Organizations being conferred the Nobel Peace Prize is not new, but I haven’t heard before of an entire geographic region winning the coveted prize.
So, I am kind of amused to hear that the European Union has won the peace prize this year. No, I am not against the idea of recognizing an entire continent for its peace efforts. But, I know I am not alone when I ask, ‘But why the European Union?’
It reminded me of how embarrassed many in the United States were when President Barack Obama, just one year into his presidency was conferred the peace prize in 2009, a time when the country was in the thick of war on two fronts – Iraq and Afghanistan.
Okay, without questioning the relevance of a peace prize in today’s violence ridden world, let me understand why Europe?
So they are not exactly at war with each other, or with others, but who can deny the growing resentment among the weaker EU members against Germany’s economic superiority and the UK’s opportunistic fence sitting.
Perhaps the Nobel Peace Prize committee meant to acknowledge the EU in retrospect for its post-WW -II past. With images of violent protests on the streets of Greece still recent and fresh; and unrest over austerity measures, unemployment and a general economic collapse among several of the member countries it seems incongruous to pat them on the back for peace.
Or perhaps the Nobel Peace Prize committee is trying to send out a message to the EU to get its act together by putting it under the world’s glare.
Or could it also be that the Nobel Peace Prize committee, in its desperate quest to find some peace in the world, ironically found the European Union to be the lesser of evil elsewhere?
Whatever be the reasons, I guess the Europeans should be allowed their moment of pride. Still, I couldn’t help noticing in the web sphere that the most skeptical of comments over the announcement are from Europeans themselves.
CNN’s British-origin anchor Piers Morgan personalized the honor by tweeting: “I have just won the Nobel Peace Prize? How exciting.”
But BBC business correspondent Robert Peston had a more valid question: Would everyone in the EU get a share of the $1.2 million prize money. Well, the 500 million-strong continent that works out to about a quarter of a cent per person.

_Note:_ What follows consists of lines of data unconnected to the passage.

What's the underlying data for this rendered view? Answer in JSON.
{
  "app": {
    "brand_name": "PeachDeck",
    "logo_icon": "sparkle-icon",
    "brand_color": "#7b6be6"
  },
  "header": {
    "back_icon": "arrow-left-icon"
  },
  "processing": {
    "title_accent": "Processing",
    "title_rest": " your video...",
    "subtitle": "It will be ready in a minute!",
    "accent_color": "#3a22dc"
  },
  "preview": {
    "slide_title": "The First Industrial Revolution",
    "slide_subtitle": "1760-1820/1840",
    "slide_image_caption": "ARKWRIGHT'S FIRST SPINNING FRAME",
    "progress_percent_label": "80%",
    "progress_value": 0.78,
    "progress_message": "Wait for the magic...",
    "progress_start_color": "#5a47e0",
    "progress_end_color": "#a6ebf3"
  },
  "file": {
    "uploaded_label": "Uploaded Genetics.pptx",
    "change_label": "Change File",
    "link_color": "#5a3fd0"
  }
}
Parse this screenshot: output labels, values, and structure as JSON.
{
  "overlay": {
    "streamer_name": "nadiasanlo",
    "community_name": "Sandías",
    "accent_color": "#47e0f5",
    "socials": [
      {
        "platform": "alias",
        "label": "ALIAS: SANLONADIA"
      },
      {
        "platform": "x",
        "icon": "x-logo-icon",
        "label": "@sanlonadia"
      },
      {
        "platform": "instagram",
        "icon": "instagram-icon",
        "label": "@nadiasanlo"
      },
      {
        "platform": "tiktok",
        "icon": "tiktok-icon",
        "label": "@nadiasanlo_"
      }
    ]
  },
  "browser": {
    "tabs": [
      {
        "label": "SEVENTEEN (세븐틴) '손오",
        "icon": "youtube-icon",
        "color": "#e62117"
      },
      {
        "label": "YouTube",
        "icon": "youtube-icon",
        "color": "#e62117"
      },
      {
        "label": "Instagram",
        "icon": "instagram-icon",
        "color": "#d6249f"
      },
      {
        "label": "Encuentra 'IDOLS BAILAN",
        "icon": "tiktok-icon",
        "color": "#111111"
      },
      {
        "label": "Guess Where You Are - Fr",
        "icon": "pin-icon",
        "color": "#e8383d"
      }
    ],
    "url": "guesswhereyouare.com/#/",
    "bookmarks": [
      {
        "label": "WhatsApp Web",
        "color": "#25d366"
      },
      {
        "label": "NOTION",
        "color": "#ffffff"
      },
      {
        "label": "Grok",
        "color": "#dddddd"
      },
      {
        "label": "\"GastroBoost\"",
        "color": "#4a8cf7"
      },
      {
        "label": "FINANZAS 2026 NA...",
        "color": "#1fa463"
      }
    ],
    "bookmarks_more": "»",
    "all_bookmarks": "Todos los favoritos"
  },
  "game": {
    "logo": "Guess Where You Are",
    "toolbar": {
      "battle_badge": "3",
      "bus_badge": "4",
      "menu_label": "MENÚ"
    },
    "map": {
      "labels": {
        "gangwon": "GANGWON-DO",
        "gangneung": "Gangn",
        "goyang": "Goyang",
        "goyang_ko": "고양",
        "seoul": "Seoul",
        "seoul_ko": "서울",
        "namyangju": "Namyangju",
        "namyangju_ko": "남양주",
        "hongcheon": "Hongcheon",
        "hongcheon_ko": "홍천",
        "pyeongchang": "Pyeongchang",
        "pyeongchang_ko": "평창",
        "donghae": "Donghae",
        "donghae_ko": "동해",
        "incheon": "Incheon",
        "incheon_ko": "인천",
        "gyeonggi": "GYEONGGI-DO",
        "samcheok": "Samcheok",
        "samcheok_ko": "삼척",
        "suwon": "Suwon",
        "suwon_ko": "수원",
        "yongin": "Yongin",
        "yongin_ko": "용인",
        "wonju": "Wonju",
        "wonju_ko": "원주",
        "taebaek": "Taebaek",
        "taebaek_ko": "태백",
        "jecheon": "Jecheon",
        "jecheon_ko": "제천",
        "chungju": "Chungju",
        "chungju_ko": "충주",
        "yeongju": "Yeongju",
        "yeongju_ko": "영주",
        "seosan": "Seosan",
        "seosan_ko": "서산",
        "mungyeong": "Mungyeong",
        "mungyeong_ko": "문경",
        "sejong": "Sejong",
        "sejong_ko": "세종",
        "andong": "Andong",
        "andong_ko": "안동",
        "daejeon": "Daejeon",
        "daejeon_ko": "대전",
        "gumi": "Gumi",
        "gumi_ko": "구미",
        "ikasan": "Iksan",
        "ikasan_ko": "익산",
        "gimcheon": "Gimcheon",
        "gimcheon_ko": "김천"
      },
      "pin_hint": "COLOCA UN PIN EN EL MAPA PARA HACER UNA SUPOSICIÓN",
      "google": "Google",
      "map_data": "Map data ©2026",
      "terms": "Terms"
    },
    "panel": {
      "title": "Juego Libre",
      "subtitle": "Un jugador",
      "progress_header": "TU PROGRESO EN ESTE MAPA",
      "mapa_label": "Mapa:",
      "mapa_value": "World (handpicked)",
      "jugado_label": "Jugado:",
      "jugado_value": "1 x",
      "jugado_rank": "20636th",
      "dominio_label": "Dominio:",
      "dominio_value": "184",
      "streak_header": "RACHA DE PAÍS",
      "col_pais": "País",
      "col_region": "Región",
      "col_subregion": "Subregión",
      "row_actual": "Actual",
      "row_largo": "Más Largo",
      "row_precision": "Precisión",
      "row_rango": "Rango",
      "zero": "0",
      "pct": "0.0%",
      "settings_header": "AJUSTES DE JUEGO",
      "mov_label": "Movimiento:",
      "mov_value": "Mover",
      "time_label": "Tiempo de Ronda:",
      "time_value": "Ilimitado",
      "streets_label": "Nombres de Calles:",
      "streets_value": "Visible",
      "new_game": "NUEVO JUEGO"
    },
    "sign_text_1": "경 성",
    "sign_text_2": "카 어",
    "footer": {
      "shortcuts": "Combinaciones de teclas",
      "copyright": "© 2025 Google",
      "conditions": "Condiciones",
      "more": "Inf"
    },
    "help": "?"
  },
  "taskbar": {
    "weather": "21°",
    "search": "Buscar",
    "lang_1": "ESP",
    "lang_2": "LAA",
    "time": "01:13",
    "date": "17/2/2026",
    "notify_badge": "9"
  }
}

Just as well, Mr. Preston, in any case, the $1.2 million is hardly going to solve Europe’s economic woes.